By Mike Dorf
Today I am scheduled to be on a panel at Boston University Law School discussing the excellent new book by BU LS Professors Jim Fleming and Linda McClain, Ordered Liberty. The book defends liberalism against communitarian, civic republican and related criticisms. In this post, I'll discuss what I plan to say in my remarks, which focus on the first three chapters of the book. There (and in various places throughout the book), the authors address the following charge: Liberalism improperly elevates rights above responsibilities, and thus improperly elevates the individual above the group.
Fleming and McClain have each addressed such charges in their solo writings--especially in their respective books, Securing Constitutional Democracy (Fleming), and The Place of Families (McClain)--but teamed up they make a powerful combination.
The core of their response relies on a kind of intellectual jujitsu. Communitarians often complain that liberalism relies on an unrealistic picture of the person as an "unencumbered self" who is isolated from others. Not so, Fleming and McClain say. In fact, quite to the contrary, liberals have much greater faith in people's ability to choose to act responsibly towards the community than do communitarians. That's why liberals trust individuals with substantially more autonomy to make responsible choices than communitarians do.
I should say that I am overall very sympathetic to liberalism as espoused by Fleming and McClain, although--to foreshadow my post for tomorrow--it's not clear to me how much of that sympathy stems from the fact that we share common values and thus would resolve concrete disputes similarly.
But that is not the point I intend to make during the panel--and which I make in a review essay that will later appear in the B.U. Law Review as part of the festivities. During the panel and in the review essay, I will take issue with a claim made by Fleming and McClain, as well as by some other liberal thinkers. The claim is that one important reason why persons should have the rights they have is so that they may exercise their moral capacity to choose responsibly. I argue in the paper that this claim parallels a claim made by religious thinkers who say that persons have free will in order to be able to choose to act morally. In religion, this claim frequently appears as part of a theodicy--that is, an argument designed to respond to the problem of evil. Evil exists, the argument goes, as a product of choices by human beings to do evil, and human beings must have that choice in order that they may be able to choose to do good. Thus, God is not responsible for the bad things that happen in the world.

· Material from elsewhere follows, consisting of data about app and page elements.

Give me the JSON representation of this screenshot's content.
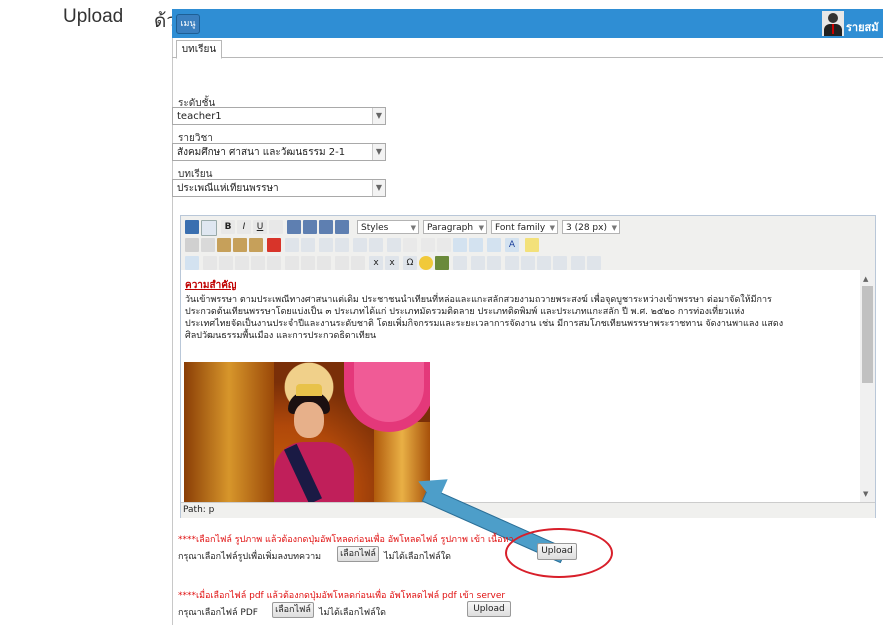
{
  "caption": {
    "upload": "Upload",
    "with": "ด้วย"
  },
  "topbar": {
    "menu_label": "เมนู",
    "username": "รายสมั"
  },
  "tabs": [
    {
      "label": "บทเรียน"
    }
  ],
  "form": {
    "level": {
      "label": "ระดับชั้น",
      "value": "teacher1"
    },
    "subject": {
      "label": "รายวิชา",
      "value": "สังคมศึกษา ศาสนา และวัฒนธรรม 2-1"
    },
    "lesson": {
      "label": "บทเรียน",
      "value": "ประเพณีแห่เทียนพรรษา"
    }
  },
  "editor": {
    "styles": "Styles",
    "paragraph": "Paragraph",
    "font_family": "Font family",
    "font_size": "3 (28 px)",
    "status": "Path: p",
    "heading": "ความสำคัญ",
    "body_lines": [
      "วันเข้าพรรษา ตามประเพณีทางศาสนาแต่เดิม ประชาชนนำเทียนที่หล่อและแกะสลักสวยงามถวายพระสงฆ์ เพื่อจุดบูชาระหว่างเข้าพรรษา ต่อมาจัดให้มีการ",
      "ประกวดต้นเทียนพรรษาโดยแบ่งเป็น ๓ ประเภทได้แก่ ประเภทมัดรวมติดลาย ประเภทติดพิมพ์ และประเภทแกะสลัก ปี พ.ศ. ๒๕๒๐ การท่องเที่ยวแห่ง",
      "ประเทศไทยจัดเป็นงานประจำปีและงานระดับชาติ โดยเพิ่มกิจกรรมและระยะเวลาการจัดงาน เช่น มีการสมโภชเทียนพรรษาพระราชทาน จัดงานพาแลง แสดง",
      "ศิลปวัฒนธรรมพื้นเมือง และการประกวดธิดาเทียน"
    ]
  },
  "image_upload": {
    "warning": "****เลือกไฟล์ รูปภาพ แล้วต้องกดปุ่มอัพโหลดก่อนเพื่อ อัพโหลดไฟล์ รูปภาพ เข้า เนื้อหา",
    "prompt": "กรุณาเลือกไฟล์รูปเพื่อเพิ่มลงบทความ",
    "choose_button": "เลือกไฟล์",
    "no_file": "ไม่ได้เลือกไฟล์ใด",
    "upload_button": "Upload"
  },
  "pdf_upload": {
    "warning": "****เมื่อเลือกไฟล์ pdf แล้วต้องกดปุ่มอัพโหลดก่อนเพื่อ อัพโหลดไฟล์ pdf เข้า server",
    "prompt": "กรุณาเลือกไฟล์ PDF",
    "choose_button": "เลือกไฟล์",
    "no_file": "ไม่ได้เลือกไฟล์ใด",
    "upload_button": "Upload"
  },
  "colors": {
    "topbar": "#2f8ed4",
    "warning": "#e01010",
    "annotation_circle": "#d81f2a",
    "annotation_arrow": "#4d9ec9"
  }
}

The argument is obviously fallacious in its original habitat because much of the problem of evil arises out of natural phenomena: disease, natural disasters, etc. These evils are not the work of human beings exercising free will, and so the argument from free will does not get God off the hook for them. There may be other, more persuasive, responses that religious persons can give to the problem of non-man-made evil, but I won't pursue them here because my main concern is with the "theodicean" claim when offered as a justification for political liberty, not when offered as a defense of God against the problem of evil.

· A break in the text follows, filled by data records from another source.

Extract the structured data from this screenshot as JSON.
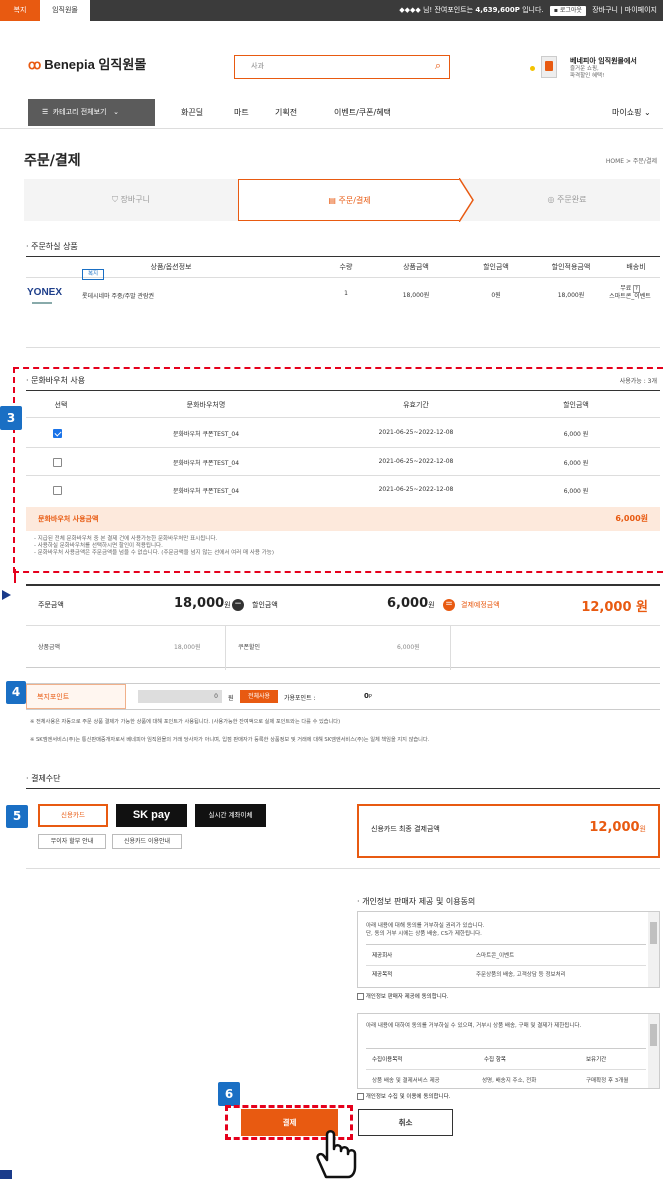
{
  "topbar": {
    "tab_bokji": "복지",
    "tab_imjik": "임직원몰",
    "user_mask": "◆◆◆◆",
    "user_suffix": "님! 잔여포인트는",
    "points": "4,639,600P",
    "points_suffix": "입니다.",
    "logout": "로그아웃",
    "cart": "장바구니",
    "mypage": "마이페이지"
  },
  "header": {
    "logo_text": "Benepia 임직원몰",
    "search_value": "사과",
    "promo_title": "베네피아 임직원몰에서",
    "promo_line1": "즐거운 쇼핑,",
    "promo_line2": "파격할인 혜택!"
  },
  "nav": {
    "category_button": "카테고리 전체보기",
    "items": [
      "화끈딜",
      "마트",
      "기획전",
      "이벤트/쿠폰/혜택"
    ],
    "myshopping": "마이쇼핑"
  },
  "page": {
    "title": "주문/결제",
    "breadcrumb": "HOME  >  주문/결제"
  },
  "steps": [
    {
      "label": "장바구니",
      "icon": "cart-icon"
    },
    {
      "label": "주문/결제",
      "icon": "clipboard-icon"
    },
    {
      "label": "주문완료",
      "icon": "check-circle-icon"
    }
  ],
  "order_section": {
    "title": "· 주문하실 상품",
    "headers": [
      "상품/옵션정보",
      "수량",
      "상품금액",
      "할인금액",
      "할인적용금액",
      "배송비"
    ],
    "item": {
      "brand": "YONEX",
      "tag": "복지",
      "name": "롯데시네마 주중/주말 관람권",
      "qty": "1",
      "price": "18,000원",
      "discount": "0원",
      "final": "18,000원",
      "shipping_line1": "무료",
      "shipping_line2": "스마트콘_이벤트"
    }
  },
  "voucher_section": {
    "title": "· 문화바우처 사용",
    "available": "사용가능 : 3개",
    "headers": [
      "선택",
      "문화바우처명",
      "유효기간",
      "할인금액"
    ],
    "rows": [
      {
        "name": "문화바우처 쿠폰TEST_04",
        "period": "2021-06-25~2022-12-08",
        "amount": "6,000 원",
        "checked": true
      },
      {
        "name": "문화바우처 쿠폰TEST_04",
        "period": "2021-06-25~2022-12-08",
        "amount": "6,000 원",
        "checked": false
      },
      {
        "name": "문화바우처 쿠폰TEST_04",
        "period": "2021-06-25~2022-12-08",
        "amount": "6,000 원",
        "checked": false
      }
    ],
    "total_label": "문화바우처 사용금액",
    "total_value": "6,000원",
    "notes": [
      "- 지급된 전체 문화바우처 중 본 결제 건에 사용가능한 문화바우처만 표시됩니다.",
      "- 사용하실 문화바우처를 선택하시면 할인이 적용됩니다.",
      "- 문화바우처 사용금액은 주문금액을 넘을 수 없습니다. (주문금액을 넘지 않는 선에서 여러 매 사용 가능)"
    ]
  },
  "summary": {
    "order_label": "주문금액",
    "order_value": "18,000",
    "won": "원",
    "discount_label": "할인금액",
    "discount_value": "6,000",
    "pay_label": "결제예정금액",
    "pay_value": "12,000 원",
    "minus": "−",
    "equals": "=",
    "product_label": "상품금액",
    "product_value": "18,000원",
    "coupon_label": "쿠폰할인",
    "coupon_value": "6,000원"
  },
  "welfare": {
    "label": "복지포인트",
    "input_value": "0",
    "won": "원",
    "use_all": "전체사용",
    "available_label": "가용포인트 :",
    "available_value": "0",
    "p": "P",
    "note1": "※ 전체사용은 자동으로 주문 상품 결제가 가능한 상품에 대해 포인트가 사용됩니다. (사용가능한 잔여액으로 실제 포인트와는 다를 수 있습니다)",
    "note2": "※ SK엠엔서비스(주)는 통신판매중개자로서 베네피아 임직원몰의 거래 당사자가 아니며, 입점 판매자가 등록한 상품정보 및 거래에 대해 SK엠엔서비스(주)는 일체 책임을 지지 않습니다."
  },
  "payment": {
    "title": "· 결제수단",
    "credit": "신용카드",
    "skpay": "SK pay",
    "realtime": "실시간 계좌이체",
    "installment": "무이자 할부 안내",
    "card_guide": "신용카드 이용안내",
    "final_label": "신용카드 최종 결제금액",
    "final_value": "12,000",
    "won": "원"
  },
  "consent": {
    "title": "· 개인정보 판매자 제공 및 이용동의",
    "box1_line1": "아래 내용에 대해 동의를 거부하실 권리가 있습니다.",
    "box1_line2": "단, 동의 거부 시에는 상품 배송, CS가 제한됩니다.",
    "box1_r1_k": "제공회사",
    "box1_r1_v": "스마트콘_이벤트",
    "box1_r2_k": "제공목적",
    "box1_r2_v": "주문상품의 배송, 고객상담 등 정보처리",
    "check1": "개인정보 판매자 제공에 동의합니다.",
    "box2_line1": "아래 내용에 대하여 동의를 거부하실 수 있으며, 거부시 상품 배송, 구매 및 결제가 제한됩니다.",
    "box2_h1": "수집이용목적",
    "box2_h2": "수집 항목",
    "box2_h3": "보유기간",
    "box2_r1": "상품 배송 및 결제서비스 제공",
    "box2_r2": "성명, 배송지 주소, 전화",
    "box2_r3": "구매확정 후 3개월",
    "check2": "개인정보 수집 및 이용에 동의합니다."
  },
  "actions": {
    "pay": "결제",
    "cancel": "취소"
  },
  "badges": [
    "3",
    "4",
    "5",
    "6"
  ],
  "colors": {
    "accent": "#e85a11",
    "badge": "#1a6fc4",
    "highlight": "#e5001c"
  }
}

Anyway, my core claim--which I develop at greater length in the full paper--is that the theodicean argument offers no reason, or at most a very slight reason, to affirm liberty in any given conflict between individual liberty and some collective goal offered as a justification to infringe liberty. In a nutshell, Fleming and McClain are right that liberalism presupposes the capacity of persons to make responsible choices, but that capacity does not count as a justification for treating any putative liberty as shielded against being overridden if, on balance, the reasons for overriding the asserted right are strong enough to warrant overriding the right.

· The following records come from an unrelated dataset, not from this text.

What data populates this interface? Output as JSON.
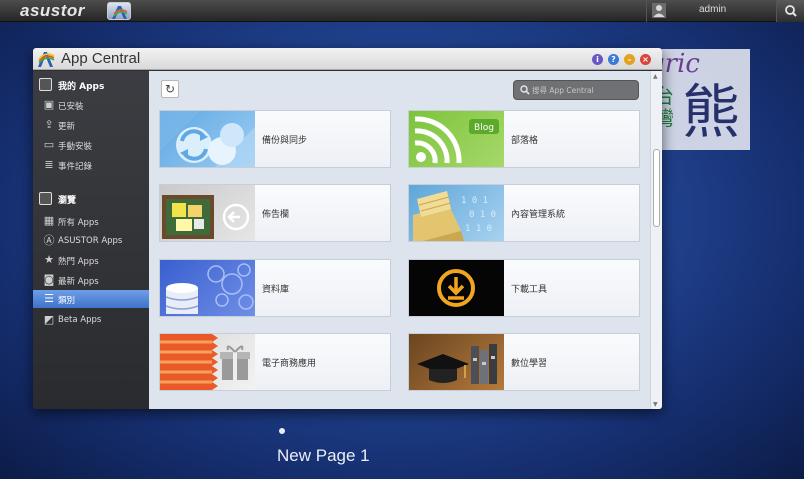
{
  "topbar": {
    "brand": "asustor",
    "username": "admin"
  },
  "watermark": {
    "gric": "gric",
    "taiwan": "台灣",
    "bear": "熊"
  },
  "window": {
    "title": "App Central",
    "buttons": [
      {
        "name": "info-icon",
        "glyph": "i",
        "color": "#6a55c7"
      },
      {
        "name": "help-icon",
        "glyph": "?",
        "color": "#3b7bd6"
      },
      {
        "name": "minimize-icon",
        "glyph": "–",
        "color": "#e3a21f"
      },
      {
        "name": "close-icon",
        "glyph": "×",
        "color": "#d9443a"
      }
    ]
  },
  "sidebar": {
    "my_apps": {
      "label": "我的 Apps",
      "items": [
        {
          "label": "已安裝",
          "icon": "installed-icon"
        },
        {
          "label": "更新",
          "icon": "update-icon"
        },
        {
          "label": "手動安裝",
          "icon": "folder-icon"
        },
        {
          "label": "事件記錄",
          "icon": "log-icon"
        }
      ]
    },
    "browse": {
      "label": "瀏覽",
      "items": [
        {
          "label": "所有 Apps",
          "icon": "grid-icon"
        },
        {
          "label": "ASUSTOR Apps",
          "icon": "asustor-icon"
        },
        {
          "label": "熱門 Apps",
          "icon": "star-icon"
        },
        {
          "label": "最新 Apps",
          "icon": "new-icon"
        },
        {
          "label": "類別",
          "icon": "list-icon",
          "active": true
        },
        {
          "label": "Beta Apps",
          "icon": "beta-icon"
        }
      ]
    }
  },
  "toolbar": {
    "search_placeholder": "搜尋 App Central"
  },
  "categories": [
    {
      "label": "備份與同步",
      "icon": "backup-sync-icon"
    },
    {
      "label": "部落格",
      "icon": "blog-icon",
      "badge": "Blog"
    },
    {
      "label": "佈告欄",
      "icon": "bulletin-board-icon"
    },
    {
      "label": "內容管理系統",
      "icon": "cms-icon"
    },
    {
      "label": "資料庫",
      "icon": "database-icon"
    },
    {
      "label": "下載工具",
      "icon": "download-icon"
    },
    {
      "label": "電子商務應用",
      "icon": "ecommerce-icon"
    },
    {
      "label": "數位學習",
      "icon": "elearning-icon"
    }
  ],
  "pager": {
    "label": "New Page 1"
  }
}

Finally, I should note that Fleming and McClain's book covers a lot of ground. I have focused on one important theme here and in my review essay, but there are many others. Tomorrow I'll have a few thoughts on how they address conflicts between liberty and equality.